    Yes, vomit. Still.

  • 13 tbrauch // Dec 2, 2010 at 3:45 pm

    we then can’t bitch that they won’t hire anyone, put in a new pool,

    Oh, so under the current tax plans, companies, like Aegon, are going out of their way to hire employees?

    That’s funny, I thought under the current “don’t tax the rich” plan we were hovering around 10% unemployment. It looks like with tax breaks, the rich won’t hire people.

  • 14 Mark H (Not Hebert) // Dec 2, 2010 at 4:15 pm

    Aegon has been consolidating for years, but that’s fine, please explain to me how taxing the rich is going to translate into more employment?

    Please explain exactly how higher taxes on the wealthy is going to create jobs in the private sector.

  • 15 tbrauch // Dec 2, 2010 at 5:19 pm

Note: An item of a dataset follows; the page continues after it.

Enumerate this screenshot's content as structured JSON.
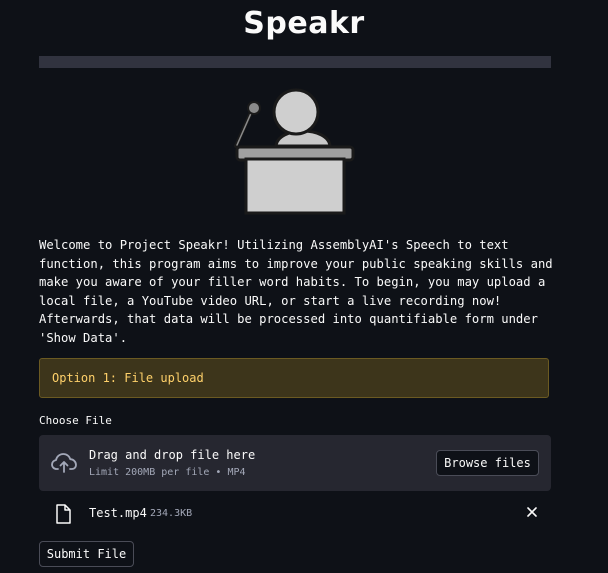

    please explain to me how taxing the rich is going to translate into more employment

    Just as soon as you explain to me how the current tax cuts have helped create jobs in this time of growing unemployment.

    I’m not saying taxing the rich will create jobs. I’m saying that give them tax cuts sure as hell has NOT created jobs. Look at unemployment numbers since the Bush tax cuts went into effect. They haven’t been going down. So, your argument that the tax cuts create jobs is bullshit, at least based on empirical evidence.

  • 16 Bruce Maples // Dec 2, 2010 at 7:16 pm

    Extending the tax cuts on the wealthiest 1% will cost $700 billion over ten years. Yet the Republicans are willing to add that to the deficit, yet voted down funding for school lunches.

    And note — ending the Bush tax giveaway to the very rich would return their tax rates to pre-Bush levels … in other words, the same tax rates that accompanied the economic expansion of the Clinton years. Those rates weren’t a problem then, and wouldn’t be a problem now.

  • 17 Mark H (Not Hebert) // Dec 2, 2010 at 7:28 pm

    The economic expansions of the 1990s and early 2000s were directly related to the and housing bubbles which created a tremendous amount paper wealth, which soon evaporated after the bubbles burst.

    Look, go ahead and play the class warfare card if it makes you feel better, but it is only going to result in the recovery taking longer. I will state yet again, that the extension of the tax cuts will not create a huge number of jobs because the real impact is very little.

    Rescinding them could however, could have a dramatic impact in that it will be a another perceived hit on the most economically productive class and they just are going to pull back economically.

    Also, we will see a massive sell-off in the market if the Capital Gains tax increases in Pelosi’s bill work their way through. Investors are going to cash out and take those gains at the lower rate.

    We need to stop looking for additional revenues and start looking at spending cuts across the board. The problem is that nobody wants to give up their pork while wanting someone else to pay for it.